I guess this is what brings me to blogging. Or blogging with a safe number of audience members. I haven’t blogged since 10th grade, and I’m glad that Livejournal doesn’t keep inactive accounts. Or do they?
For fun, a list of people I’ve “betrayed” in my writing:
*my best friends
*at least five cousins
*at least 3 of my students
*all my former lovers
In any case, I’d rather betray all my loved ones publicly. For art’s sake, right?
I’ve been reading Kim Addonizio’s “Ordinary Genius,” a kind of poet’s companion, and she references an Allen Ginsberg form: the “American Sentence.” A riff of the Japanese haiku.
“American Sentences as a poetic form was Ginsberg’s effort to make American the haiku.
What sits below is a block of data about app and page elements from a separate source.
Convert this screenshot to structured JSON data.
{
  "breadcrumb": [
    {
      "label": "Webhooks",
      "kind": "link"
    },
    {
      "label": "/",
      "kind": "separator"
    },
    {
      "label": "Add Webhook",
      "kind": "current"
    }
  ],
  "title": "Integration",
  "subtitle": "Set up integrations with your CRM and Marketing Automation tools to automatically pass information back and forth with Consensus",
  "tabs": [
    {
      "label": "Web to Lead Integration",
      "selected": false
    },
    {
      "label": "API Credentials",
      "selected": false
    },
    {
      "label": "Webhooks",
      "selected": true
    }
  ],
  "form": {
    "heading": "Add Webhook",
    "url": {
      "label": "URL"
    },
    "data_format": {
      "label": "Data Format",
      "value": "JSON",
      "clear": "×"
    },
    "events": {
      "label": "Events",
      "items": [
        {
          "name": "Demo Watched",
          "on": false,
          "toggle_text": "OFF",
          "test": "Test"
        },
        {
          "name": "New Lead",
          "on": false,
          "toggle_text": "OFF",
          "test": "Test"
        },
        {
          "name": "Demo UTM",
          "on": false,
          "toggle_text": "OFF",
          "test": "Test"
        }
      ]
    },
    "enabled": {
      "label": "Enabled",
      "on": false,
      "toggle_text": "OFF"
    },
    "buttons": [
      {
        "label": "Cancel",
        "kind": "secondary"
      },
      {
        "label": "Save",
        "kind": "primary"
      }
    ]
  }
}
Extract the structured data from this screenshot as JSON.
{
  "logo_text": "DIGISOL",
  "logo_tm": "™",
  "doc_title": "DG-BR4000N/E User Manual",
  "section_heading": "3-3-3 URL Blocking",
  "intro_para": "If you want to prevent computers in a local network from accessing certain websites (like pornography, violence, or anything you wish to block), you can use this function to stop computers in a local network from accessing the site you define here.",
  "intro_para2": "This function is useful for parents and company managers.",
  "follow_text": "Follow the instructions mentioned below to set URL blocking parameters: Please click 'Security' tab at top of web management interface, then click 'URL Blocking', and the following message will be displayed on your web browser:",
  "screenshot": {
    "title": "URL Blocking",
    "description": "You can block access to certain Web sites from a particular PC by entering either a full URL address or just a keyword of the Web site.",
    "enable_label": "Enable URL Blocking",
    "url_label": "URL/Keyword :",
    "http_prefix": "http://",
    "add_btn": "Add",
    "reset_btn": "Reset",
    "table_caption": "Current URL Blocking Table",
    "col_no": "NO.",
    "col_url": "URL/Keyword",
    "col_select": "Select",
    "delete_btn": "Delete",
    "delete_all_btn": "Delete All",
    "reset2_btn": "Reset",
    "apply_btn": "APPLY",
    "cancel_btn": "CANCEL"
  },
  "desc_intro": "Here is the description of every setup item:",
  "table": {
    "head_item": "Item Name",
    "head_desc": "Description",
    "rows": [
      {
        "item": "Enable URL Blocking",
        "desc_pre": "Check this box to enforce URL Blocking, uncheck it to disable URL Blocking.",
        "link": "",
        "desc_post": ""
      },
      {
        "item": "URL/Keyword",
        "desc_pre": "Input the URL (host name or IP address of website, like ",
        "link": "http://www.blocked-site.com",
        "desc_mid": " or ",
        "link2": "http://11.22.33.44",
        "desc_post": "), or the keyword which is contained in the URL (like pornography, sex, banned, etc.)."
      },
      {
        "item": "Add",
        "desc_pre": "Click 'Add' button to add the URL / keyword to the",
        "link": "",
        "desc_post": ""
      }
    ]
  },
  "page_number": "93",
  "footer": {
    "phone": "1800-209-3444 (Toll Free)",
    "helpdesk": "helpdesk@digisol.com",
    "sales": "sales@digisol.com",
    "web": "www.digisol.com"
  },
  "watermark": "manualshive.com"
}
If haiku is seventeen syllables going down in Japanese text, he would make American Sentences seventeen syllables going across, linear, like just about everything else in America.” http://www.americansentences.com
A few of his:
Tompkins Square Lower East Side N.Y.
Four skinheads stand in the streetlight rain chatting under an umbrella.
Rainy night on Union square, full moon. Want more poems? Wait till
A few of mine:
Behind apartments, brown men and leafblowers forget away autumn.
Who will propose a stimulus package for today’s stiff throat, this drought?